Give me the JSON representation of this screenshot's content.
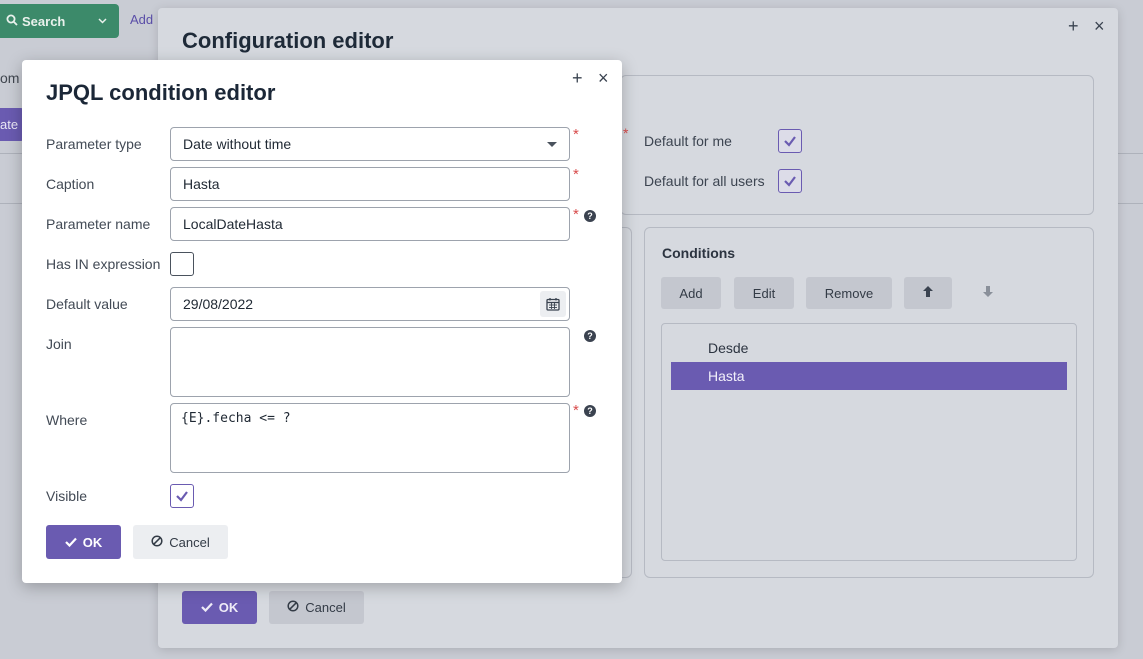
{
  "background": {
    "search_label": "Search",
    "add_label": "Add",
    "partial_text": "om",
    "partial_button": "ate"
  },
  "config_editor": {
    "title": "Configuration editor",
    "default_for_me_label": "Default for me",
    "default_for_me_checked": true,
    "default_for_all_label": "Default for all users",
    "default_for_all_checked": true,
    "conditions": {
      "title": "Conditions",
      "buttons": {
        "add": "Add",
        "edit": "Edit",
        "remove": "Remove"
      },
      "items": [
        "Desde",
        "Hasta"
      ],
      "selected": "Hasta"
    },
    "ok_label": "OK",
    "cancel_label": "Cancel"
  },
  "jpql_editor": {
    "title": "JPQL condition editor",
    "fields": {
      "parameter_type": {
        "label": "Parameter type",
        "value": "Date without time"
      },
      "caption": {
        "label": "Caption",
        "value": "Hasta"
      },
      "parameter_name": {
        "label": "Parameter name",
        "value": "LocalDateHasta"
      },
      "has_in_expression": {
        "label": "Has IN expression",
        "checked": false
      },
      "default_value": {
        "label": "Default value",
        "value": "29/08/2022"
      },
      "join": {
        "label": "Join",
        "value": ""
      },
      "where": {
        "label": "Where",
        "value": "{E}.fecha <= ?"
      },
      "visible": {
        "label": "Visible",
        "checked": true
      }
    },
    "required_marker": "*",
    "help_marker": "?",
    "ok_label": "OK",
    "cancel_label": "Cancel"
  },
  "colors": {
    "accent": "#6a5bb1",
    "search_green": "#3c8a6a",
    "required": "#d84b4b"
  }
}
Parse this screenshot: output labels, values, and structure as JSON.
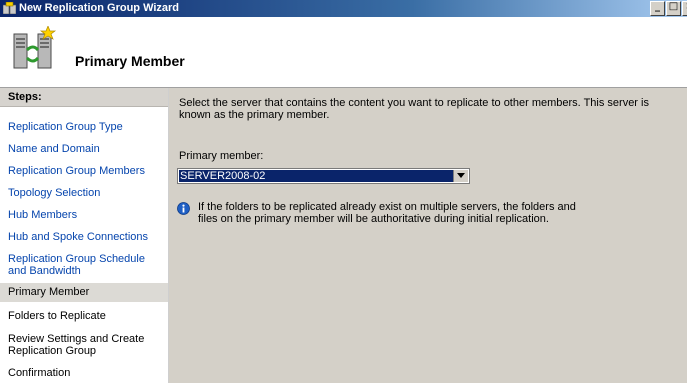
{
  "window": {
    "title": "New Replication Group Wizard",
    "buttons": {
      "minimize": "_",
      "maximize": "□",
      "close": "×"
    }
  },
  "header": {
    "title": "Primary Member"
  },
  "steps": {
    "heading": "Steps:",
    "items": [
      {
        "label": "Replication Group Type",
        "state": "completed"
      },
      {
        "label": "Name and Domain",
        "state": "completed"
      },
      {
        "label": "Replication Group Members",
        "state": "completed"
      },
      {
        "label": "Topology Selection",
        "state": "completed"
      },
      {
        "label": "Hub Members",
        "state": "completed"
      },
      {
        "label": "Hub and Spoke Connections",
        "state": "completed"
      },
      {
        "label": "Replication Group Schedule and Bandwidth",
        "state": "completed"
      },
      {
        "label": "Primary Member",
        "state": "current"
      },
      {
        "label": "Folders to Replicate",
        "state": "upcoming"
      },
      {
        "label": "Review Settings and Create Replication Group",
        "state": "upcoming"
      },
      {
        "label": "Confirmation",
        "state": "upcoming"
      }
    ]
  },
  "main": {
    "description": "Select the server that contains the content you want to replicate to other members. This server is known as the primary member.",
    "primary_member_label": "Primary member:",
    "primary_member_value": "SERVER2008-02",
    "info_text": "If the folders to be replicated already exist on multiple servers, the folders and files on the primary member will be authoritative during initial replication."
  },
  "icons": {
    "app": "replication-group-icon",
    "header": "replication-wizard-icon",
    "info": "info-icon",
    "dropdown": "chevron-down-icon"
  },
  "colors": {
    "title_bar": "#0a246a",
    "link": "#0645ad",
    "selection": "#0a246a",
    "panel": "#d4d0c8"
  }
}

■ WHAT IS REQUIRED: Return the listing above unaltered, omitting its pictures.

■ OUTPUT OF THE EXERCISE:
Give me the JSON representation of this screenshot's content.
{
  "background": {
    "search_label": "Search",
    "add_label": "Add",
    "partial_text": "om",
    "partial_button": "ate"
  },
  "config_editor": {
    "title": "Configuration editor",
    "default_for_me_label": "Default for me",
    "default_for_me_checked": true,
    "default_for_all_label": "Default for all users",
    "default_for_all_checked": true,
    "conditions": {
      "title": "Conditions",
      "buttons": {
        "add": "Add",
        "edit": "Edit",
        "remove": "Remove"
      },
      "items": [
        "Desde",
        "Hasta"
      ],
      "selected": "Hasta"
    },
    "ok_label": "OK",
    "cancel_label": "Cancel"
  },
  "jpql_editor": {
    "title": "JPQL condition editor",
    "fields": {
      "parameter_type": {
        "label": "Parameter type",
        "value": "Date without time"
      },
      "caption": {
        "label": "Caption",
        "value": "Hasta"
      },
      "parameter_name": {
        "label": "Parameter name",
        "value": "LocalDateHasta"
      },
      "has_in_expression": {
        "label": "Has IN expression",
        "checked": false
      },
      "default_value": {
        "label": "Default value",
        "value": "29/08/2022"
      },
      "join": {
        "label": "Join",
        "value": ""
      },
      "where": {
        "label": "Where",
        "value": "{E}.fecha <= ?"
      },
      "visible": {
        "label": "Visible",
        "checked": true
      }
    },
    "required_marker": "*",
    "help_marker": "?",
    "ok_label": "OK",
    "cancel_label": "Cancel"
  },
  "colors": {
    "accent": "#6a5bb1",
    "search_green": "#3c8a6a",
    "required": "#d84b4b"
  }
}
Parse this screenshot: output labels, values, and structure as JSON.
{
  "window": {
    "title": "New Replication Group Wizard",
    "buttons": {
      "minimize": "_",
      "maximize": "□",
      "close": "×"
    }
  },
  "header": {
    "title": "Primary Member"
  },
  "steps": {
    "heading": "Steps:",
    "items": [
      {
        "label": "Replication Group Type",
        "state": "completed"
      },
      {
        "label": "Name and Domain",
        "state": "completed"
      },
      {
        "label": "Replication Group Members",
        "state": "completed"
      },
      {
        "label": "Topology Selection",
        "state": "completed"
      },
      {
        "label": "Hub Members",
        "state": "completed"
      },
      {
        "label": "Hub and Spoke Connections",
        "state": "completed"
      },
      {
        "label": "Replication Group Schedule and Bandwidth",
        "state": "completed"
      },
      {
        "label": "Primary Member",
        "state": "current"
      },
      {
        "label": "Folders to Replicate",
        "state": "upcoming"
      },
      {
        "label": "Review Settings and Create Replication Group",
        "state": "upcoming"
      },
      {
        "label": "Confirmation",
        "state": "upcoming"
      }
    ]
  },
  "main": {
    "description": "Select the server that contains the content you want to replicate to other members. This server is known as the primary member.",
    "primary_member_label": "Primary member:",
    "primary_member_value": "SERVER2008-02",
    "info_text": "If the folders to be replicated already exist on multiple servers, the folders and files on the primary member will be authoritative during initial replication."
  },
  "icons": {
    "app": "replication-group-icon",
    "header": "replication-wizard-icon",
    "info": "info-icon",
    "dropdown": "chevron-down-icon"
  },
  "colors": {
    "title_bar": "#0a246a",
    "link": "#0645ad",
    "selection": "#0a246a",
    "panel": "#d4d0c8"
  }
}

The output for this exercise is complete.